What you need to do -> A letter-for-letter copy of the listing is required, with no pictures in it.

──────────

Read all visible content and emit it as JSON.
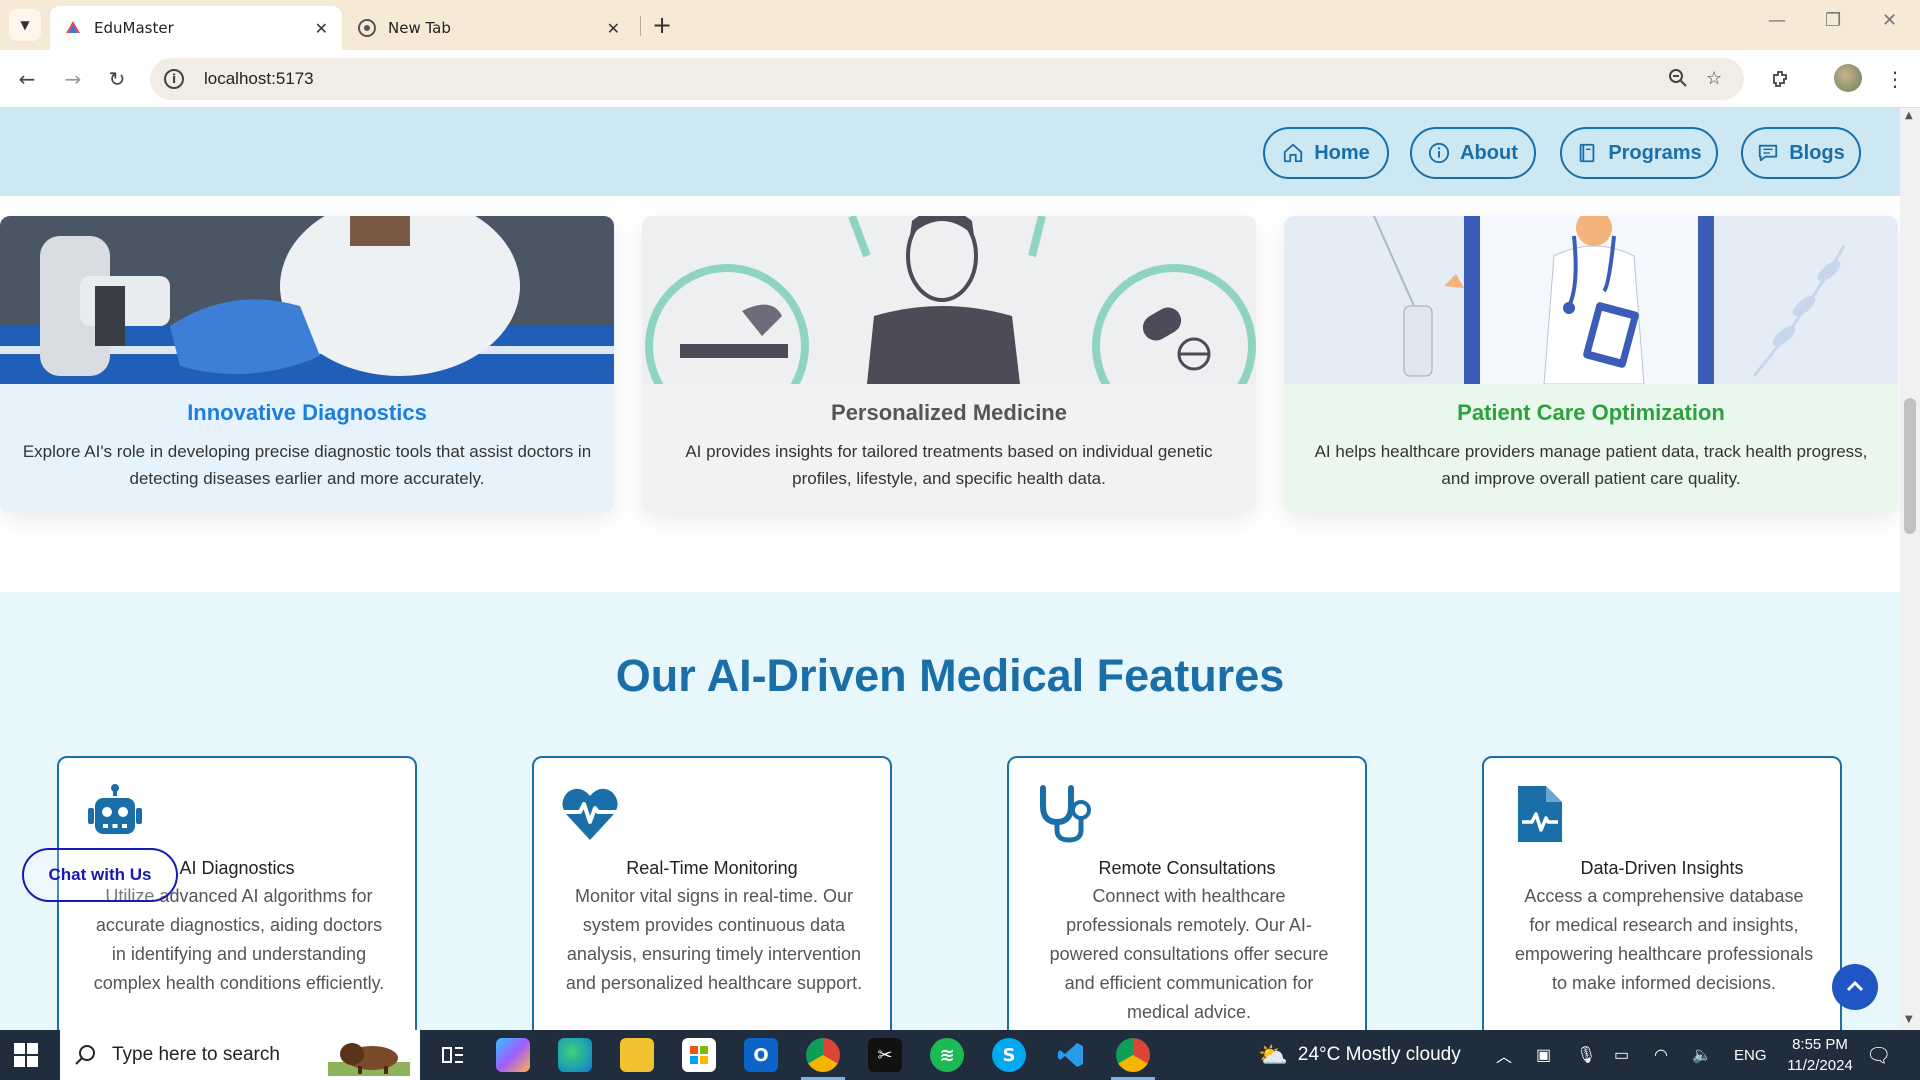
{
  "browser": {
    "tabs": [
      {
        "title": "EduMaster",
        "active": true
      },
      {
        "title": "New Tab",
        "active": false
      }
    ],
    "url": "localhost:5173"
  },
  "nav": {
    "items": [
      {
        "label": "Home",
        "icon": "home-icon"
      },
      {
        "label": "About",
        "icon": "info-icon"
      },
      {
        "label": "Programs",
        "icon": "book-icon"
      },
      {
        "label": "Blogs",
        "icon": "chat-icon"
      }
    ]
  },
  "top_cards": [
    {
      "title": "Innovative Diagnostics",
      "text": "Explore AI's role in developing precise diagnostic tools that assist doctors in detecting diseases earlier and more accurately.",
      "title_color": "#1a7fe0",
      "bg": "#e6f3fd"
    },
    {
      "title": "Personalized Medicine",
      "text": "AI provides insights for tailored treatments based on individual genetic profiles, lifestyle, and specific health data.",
      "title_color": "#555555",
      "bg": "#f1f2f3"
    },
    {
      "title": "Patient Care Optimization",
      "text": "AI helps healthcare providers manage patient data, track health progress, and improve overall patient care quality.",
      "title_color": "#2aa33a",
      "bg": "#eaf7ec"
    }
  ],
  "features": {
    "heading": "Our AI-Driven Medical Features",
    "cards": [
      {
        "title": "AI Diagnostics",
        "text": "Utilize advanced AI algorithms for accurate diagnostics, aiding doctors in identifying and understanding complex health conditions efficiently.",
        "icon": "robot-icon"
      },
      {
        "title": "Real-Time Monitoring",
        "text": "Monitor vital signs in real-time. Our system provides continuous data analysis, ensuring timely intervention and personalized healthcare support.",
        "icon": "heartbeat-icon"
      },
      {
        "title": "Remote Consultations",
        "text": "Connect with healthcare professionals remotely. Our AI-powered consultations offer secure and efficient communication for medical advice.",
        "icon": "stethoscope-icon"
      },
      {
        "title": "Data-Driven Insights",
        "text": "Access a comprehensive database for medical research and insights, empowering healthcare professionals to make informed decisions.",
        "icon": "file-medical-icon"
      }
    ]
  },
  "chat_button": "Chat with Us",
  "taskbar": {
    "search_placeholder": "Type here to search",
    "weather": "24°C  Mostly cloudy",
    "language": "ENG",
    "time": "8:55 PM",
    "date": "11/2/2024"
  },
  "colors": {
    "accent": "#1b6fa8",
    "nav_bg": "#cde8f3",
    "features_bg": "#e8f7fc"
  }
}
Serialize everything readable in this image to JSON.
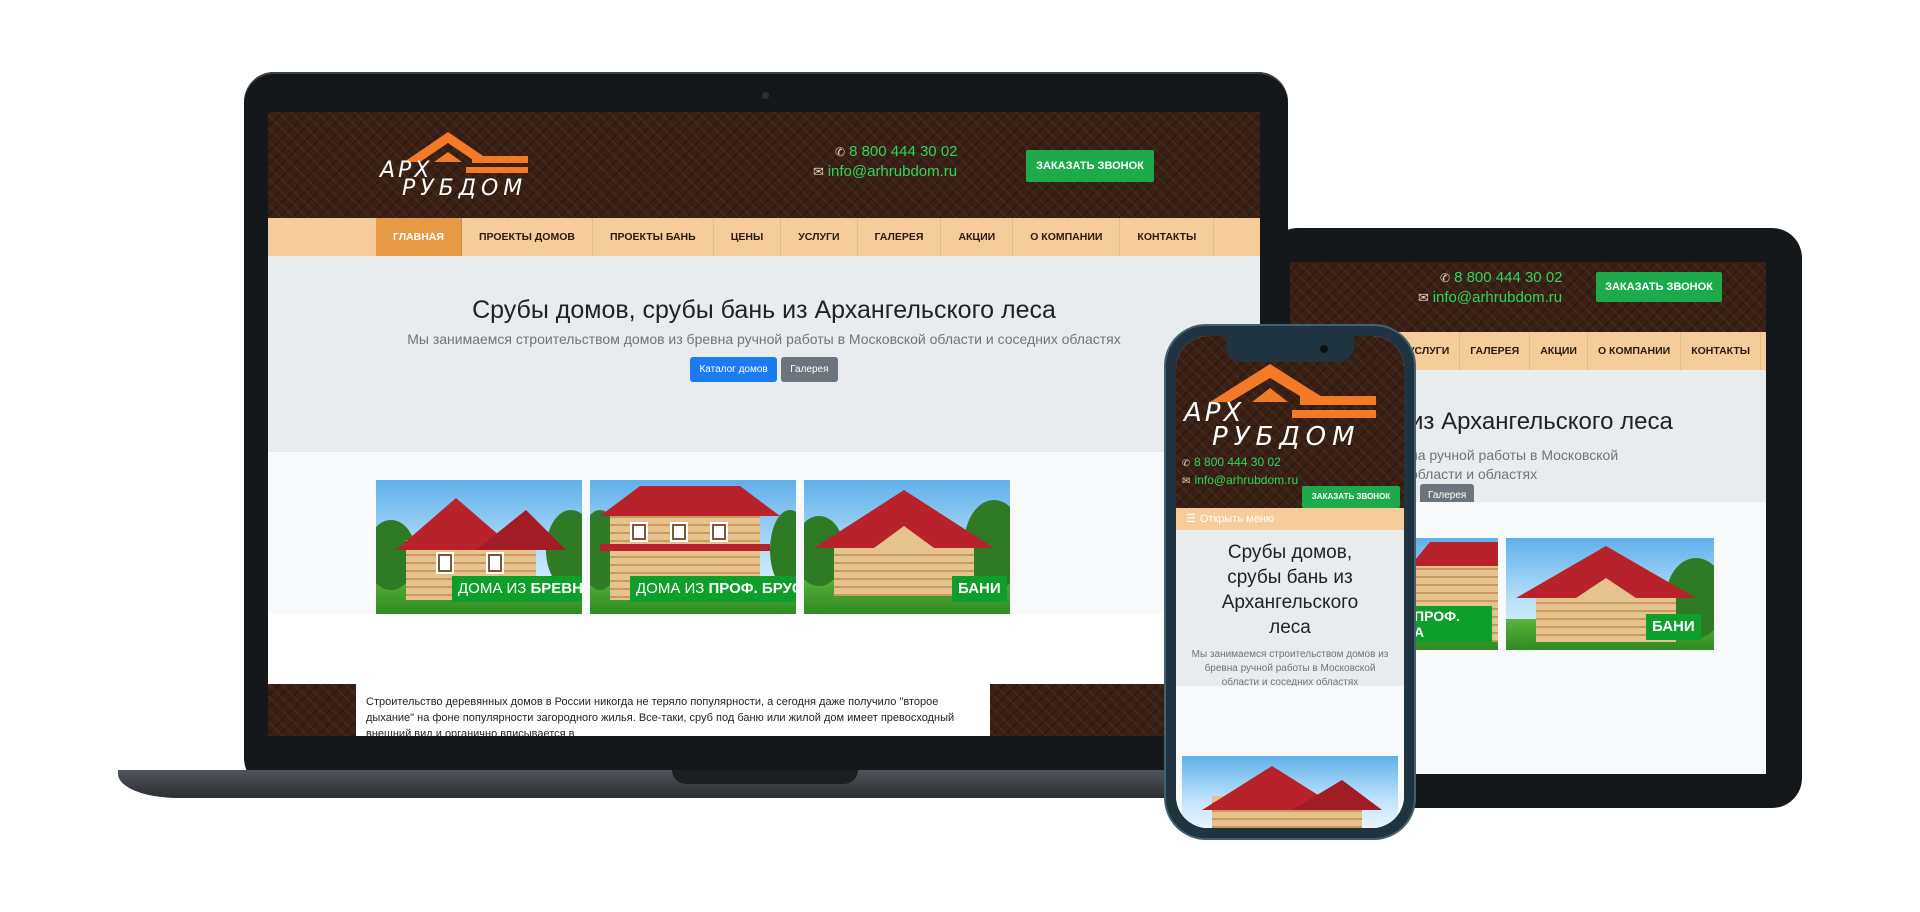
{
  "site": {
    "logo_top": "АРХ",
    "logo_bottom": "РУБДОМ",
    "phone": "8 800 444 30 02",
    "email": "info@arhrubdom.ru",
    "cta_label": "ЗАКАЗАТЬ ЗВОНОК",
    "nav": [
      "ГЛАВНАЯ",
      "ПРОЕКТЫ ДОМОВ",
      "ПРОЕКТЫ БАНЬ",
      "ЦЕНЫ",
      "УСЛУГИ",
      "ГАЛЕРЕЯ",
      "АКЦИИ",
      "О КОМПАНИИ",
      "КОНТАКТЫ"
    ],
    "hero_title": "Срубы домов, срубы бань из Архангельского леса",
    "hero_subtitle": "Мы занимаемся строительством домов из бревна ручной работы в Московской области и соседних областях",
    "btn_catalog": "Каталог домов",
    "btn_gallery": "Галерея",
    "cards": [
      {
        "label_pre": "ДОМА ИЗ ",
        "label_bold": "БРЕВНА"
      },
      {
        "label_pre": "ДОМА ИЗ ",
        "label_bold": "ПРОФ. БРУСА"
      },
      {
        "label_pre": "",
        "label_bold": "БАНИ"
      }
    ],
    "body_text": "Строительство деревянных  домов в России никогда не теряло популярности, а сегодня даже получило \"второе дыхание\" на фоне популярности загородного жилья. Все-таки, сруб под баню или жилой дом имеет превосходный внешний вид и органично вписывается в",
    "tablet_nav": [
      "УСЛУГИ",
      "ГАЛЕРЕЯ",
      "АКЦИИ",
      "О КОМПАНИИ",
      "КОНТАКТЫ"
    ],
    "tablet_hero_title": "из Архангельского леса",
    "tablet_hero_subtitle": "на ручной работы в Московской области и областях",
    "tablet_card_labels": [
      "ПРОФ.",
      "А",
      "БАНИ"
    ],
    "phone_menu": "Открыть меню",
    "phone_hero_title": "Срубы домов, срубы бань из Архангельского леса",
    "phone_hero_subtitle": "Мы занимаемся строительством домов из бревна ручной работы в Московской области и соседних областях"
  },
  "colors": {
    "header_wood": "#3a2014",
    "nav_bg": "#f6cc9a",
    "nav_active": "#e69a45",
    "cta_green": "#1daa4a",
    "contact_green": "#2fd65a",
    "label_green": "#0e9f2b",
    "btn_blue": "#1a7cf0",
    "btn_gray": "#6c757d",
    "logo_orange": "#f47a27"
  },
  "icons": [
    "phone-icon",
    "mail-icon",
    "hamburger-icon",
    "camera-icon"
  ]
}
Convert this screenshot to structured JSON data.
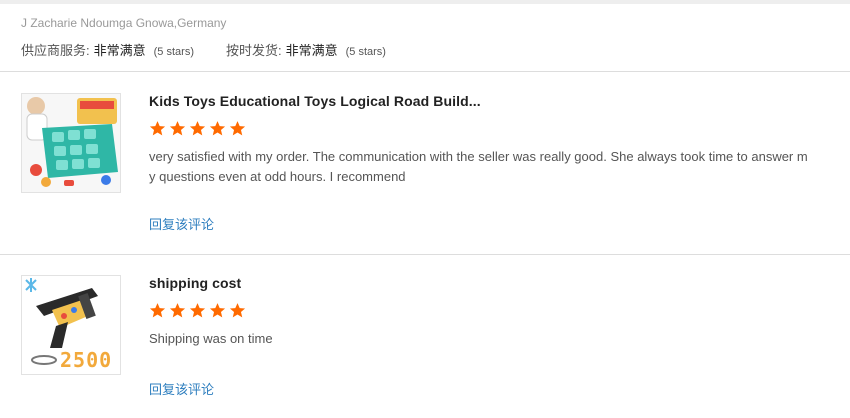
{
  "header": {
    "buyer": "J Zacharie Ndoumga Gnowa,Germany",
    "ratings": [
      {
        "label": "供应商服务:",
        "value": "非常满意",
        "stars": "(5 stars)"
      },
      {
        "label": "按时发货:",
        "value": "非常满意",
        "stars": "(5 stars)"
      }
    ]
  },
  "colors": {
    "star": "#ff6a00",
    "link": "#2f7fbf"
  },
  "reviews": [
    {
      "title": "Kids Toys Educational Toys Logical Road Build...",
      "rating": 5,
      "text": "very satisfied with my order. The communication with the seller was really good. She always took time to answer my questions even at odd hours. I recommend",
      "reply": "回复该评论",
      "thumb_icon": "toy-board-game-icon"
    },
    {
      "title": "shipping cost",
      "rating": 5,
      "text": "Shipping was on time",
      "reply": "回复该评论",
      "thumb_icon": "toy-gun-icon",
      "thumb_badge": "2500"
    }
  ]
}
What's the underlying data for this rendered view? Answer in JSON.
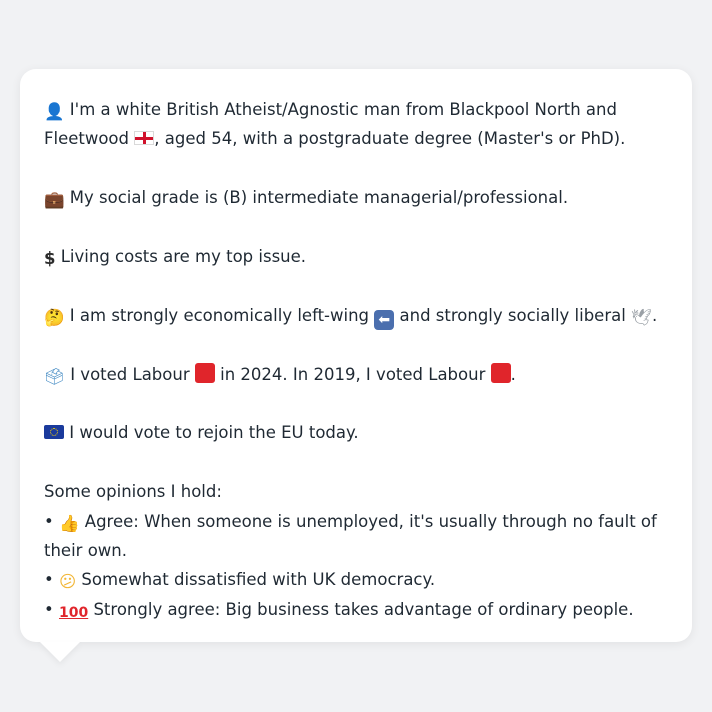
{
  "profile": {
    "line1": {
      "icon": "person-icon",
      "text_a": " I'm a white British Atheist/Agnostic man from Blackpool North and Fleetwood ",
      "flag": "england-flag-icon",
      "text_b": ", aged 54, with a postgraduate degree (Master's or PhD)."
    },
    "line2": {
      "icon": "briefcase-icon",
      "text": " My social grade is (B) intermediate managerial/professional."
    },
    "line3": {
      "icon": "dollar-icon",
      "text": " Living costs are my top issue."
    },
    "line4": {
      "icon": "thinking-face-icon",
      "text_a": " I am strongly economically left-wing ",
      "arrow_icon": "left-arrow-icon",
      "text_b": " and strongly socially liberal ",
      "dove_icon": "dove-icon",
      "text_c": "."
    },
    "line5": {
      "icon": "ballot-box-icon",
      "text_a": " I voted Labour ",
      "square_icon": "red-square-icon",
      "text_b": " in 2024. In 2019, I voted Labour ",
      "text_c": "."
    },
    "line6": {
      "icon": "eu-flag-icon",
      "text": " I would vote to rejoin the EU today."
    }
  },
  "opinions": {
    "heading": "Some opinions I hold:",
    "items": [
      {
        "bullet": "• ",
        "icon": "thumbs-up-icon",
        "text": " Agree: When someone is unemployed, it's usually through no fault of their own."
      },
      {
        "bullet": "• ",
        "icon": "confused-face-icon",
        "text": " Somewhat dissatisfied with UK democracy."
      },
      {
        "bullet": "• ",
        "icon": "hundred-points-icon",
        "text": " Strongly agree: Big business takes advantage of ordinary people."
      }
    ]
  },
  "colors": {
    "background": "#f1f2f4",
    "card": "#ffffff",
    "text": "#1f2933",
    "labour_red": "#e0252b"
  }
}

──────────

Expected answer ->
Read all visible content and emit it as JSON.
{
  "browser": {
    "tabs": [
      {
        "title": "EduMaster",
        "active": true
      },
      {
        "title": "New Tab",
        "active": false
      }
    ],
    "url": "localhost:5173"
  },
  "nav": {
    "items": [
      {
        "label": "Home",
        "icon": "home-icon"
      },
      {
        "label": "About",
        "icon": "info-icon"
      },
      {
        "label": "Programs",
        "icon": "book-icon"
      },
      {
        "label": "Blogs",
        "icon": "chat-icon"
      }
    ]
  },
  "top_cards": [
    {
      "title": "Innovative Diagnostics",
      "text": "Explore AI's role in developing precise diagnostic tools that assist doctors in detecting diseases earlier and more accurately.",
      "title_color": "#1a7fe0",
      "bg": "#e6f3fd"
    },
    {
      "title": "Personalized Medicine",
      "text": "AI provides insights for tailored treatments based on individual genetic profiles, lifestyle, and specific health data.",
      "title_color": "#555555",
      "bg": "#f1f2f3"
    },
    {
      "title": "Patient Care Optimization",
      "text": "AI helps healthcare providers manage patient data, track health progress, and improve overall patient care quality.",
      "title_color": "#2aa33a",
      "bg": "#eaf7ec"
    }
  ],
  "features": {
    "heading": "Our AI-Driven Medical Features",
    "cards": [
      {
        "title": "AI Diagnostics",
        "text": "Utilize advanced AI algorithms for accurate diagnostics, aiding doctors in identifying and understanding complex health conditions efficiently.",
        "icon": "robot-icon"
      },
      {
        "title": "Real-Time Monitoring",
        "text": "Monitor vital signs in real-time. Our system provides continuous data analysis, ensuring timely intervention and personalized healthcare support.",
        "icon": "heartbeat-icon"
      },
      {
        "title": "Remote Consultations",
        "text": "Connect with healthcare professionals remotely. Our AI-powered consultations offer secure and efficient communication for medical advice.",
        "icon": "stethoscope-icon"
      },
      {
        "title": "Data-Driven Insights",
        "text": "Access a comprehensive database for medical research and insights, empowering healthcare professionals to make informed decisions.",
        "icon": "file-medical-icon"
      }
    ]
  },
  "chat_button": "Chat with Us",
  "taskbar": {
    "search_placeholder": "Type here to search",
    "weather": "24°C  Mostly cloudy",
    "language": "ENG",
    "time": "8:55 PM",
    "date": "11/2/2024"
  },
  "colors": {
    "accent": "#1b6fa8",
    "nav_bg": "#cde8f3",
    "features_bg": "#e8f7fc"
  }
}
Serialize everything readable in this image to JSON.
{
  "site": {
    "logo_top": "АРХ",
    "logo_bottom": "РУБДОМ",
    "phone": "8 800 444 30 02",
    "email": "info@arhrubdom.ru",
    "cta_label": "ЗАКАЗАТЬ ЗВОНОК",
    "nav": [
      "ГЛАВНАЯ",
      "ПРОЕКТЫ ДОМОВ",
      "ПРОЕКТЫ БАНЬ",
      "ЦЕНЫ",
      "УСЛУГИ",
      "ГАЛЕРЕЯ",
      "АКЦИИ",
      "О КОМПАНИИ",
      "КОНТАКТЫ"
    ],
    "hero_title": "Срубы домов, срубы бань из Архангельского леса",
    "hero_subtitle": "Мы занимаемся строительством домов из бревна ручной работы в Московской области и соседних областях",
    "btn_catalog": "Каталог домов",
    "btn_gallery": "Галерея",
    "cards": [
      {
        "label_pre": "ДОМА ИЗ ",
        "label_bold": "БРЕВНА"
      },
      {
        "label_pre": "ДОМА ИЗ ",
        "label_bold": "ПРОФ. БРУСА"
      },
      {
        "label_pre": "",
        "label_bold": "БАНИ"
      }
    ],
    "body_text": "Строительство деревянных  домов в России никогда не теряло популярности, а сегодня даже получило \"второе дыхание\" на фоне популярности загородного жилья. Все-таки, сруб под баню или жилой дом имеет превосходный внешний вид и органично вписывается в",
    "tablet_nav": [
      "УСЛУГИ",
      "ГАЛЕРЕЯ",
      "АКЦИИ",
      "О КОМПАНИИ",
      "КОНТАКТЫ"
    ],
    "tablet_hero_title": "из Архангельского леса",
    "tablet_hero_subtitle": "на ручной работы в Московской области и областях",
    "tablet_card_labels": [
      "ПРОФ.",
      "А",
      "БАНИ"
    ],
    "phone_menu": "Открыть меню",
    "phone_hero_title": "Срубы домов, срубы бань из Архангельского леса",
    "phone_hero_subtitle": "Мы занимаемся строительством домов из бревна ручной работы в Московской области и соседних областях"
  },
  "colors": {
    "header_wood": "#3a2014",
    "nav_bg": "#f6cc9a",
    "nav_active": "#e69a45",
    "cta_green": "#1daa4a",
    "contact_green": "#2fd65a",
    "label_green": "#0e9f2b",
    "btn_blue": "#1a7cf0",
    "btn_gray": "#6c757d",
    "logo_orange": "#f47a27"
  },
  "icons": [
    "phone-icon",
    "mail-icon",
    "hamburger-icon",
    "camera-icon"
  ]
}
Convert this screenshot to structured JSON data.
{
  "header": {
    "buyer": "J Zacharie Ndoumga Gnowa,Germany",
    "ratings": [
      {
        "label": "供应商服务:",
        "value": "非常满意",
        "stars": "(5 stars)"
      },
      {
        "label": "按时发货:",
        "value": "非常满意",
        "stars": "(5 stars)"
      }
    ]
  },
  "colors": {
    "star": "#ff6a00",
    "link": "#2f7fbf"
  },
  "reviews": [
    {
      "title": "Kids Toys Educational Toys Logical Road Build...",
      "rating": 5,
      "text": "very satisfied with my order. The communication with the seller was really good. She always took time to answer my questions even at odd hours. I recommend",
      "reply": "回复该评论",
      "thumb_icon": "toy-board-game-icon"
    },
    {
      "title": "shipping cost",
      "rating": 5,
      "text": "Shipping was on time",
      "reply": "回复该评论",
      "thumb_icon": "toy-gun-icon",
      "thumb_badge": "2500"
    }
  ]
}
What's the underlying data for this rendered view? Answer in JSON.
{
  "profile": {
    "line1": {
      "icon": "person-icon",
      "text_a": " I'm a white British Atheist/Agnostic man from Blackpool North and Fleetwood ",
      "flag": "england-flag-icon",
      "text_b": ", aged 54, with a postgraduate degree (Master's or PhD)."
    },
    "line2": {
      "icon": "briefcase-icon",
      "text": " My social grade is (B) intermediate managerial/professional."
    },
    "line3": {
      "icon": "dollar-icon",
      "text": " Living costs are my top issue."
    },
    "line4": {
      "icon": "thinking-face-icon",
      "text_a": " I am strongly economically left-wing ",
      "arrow_icon": "left-arrow-icon",
      "text_b": " and strongly socially liberal ",
      "dove_icon": "dove-icon",
      "text_c": "."
    },
    "line5": {
      "icon": "ballot-box-icon",
      "text_a": " I voted Labour ",
      "square_icon": "red-square-icon",
      "text_b": " in 2024. In 2019, I voted Labour ",
      "text_c": "."
    },
    "line6": {
      "icon": "eu-flag-icon",
      "text": " I would vote to rejoin the EU today."
    }
  },
  "opinions": {
    "heading": "Some opinions I hold:",
    "items": [
      {
        "bullet": "• ",
        "icon": "thumbs-up-icon",
        "text": " Agree: When someone is unemployed, it's usually through no fault of their own."
      },
      {
        "bullet": "• ",
        "icon": "confused-face-icon",
        "text": " Somewhat dissatisfied with UK democracy."
      },
      {
        "bullet": "• ",
        "icon": "hundred-points-icon",
        "text": " Strongly agree: Big business takes advantage of ordinary people."
      }
    ]
  },
  "colors": {
    "background": "#f1f2f4",
    "card": "#ffffff",
    "text": "#1f2933",
    "labour_red": "#e0252b"
  }
}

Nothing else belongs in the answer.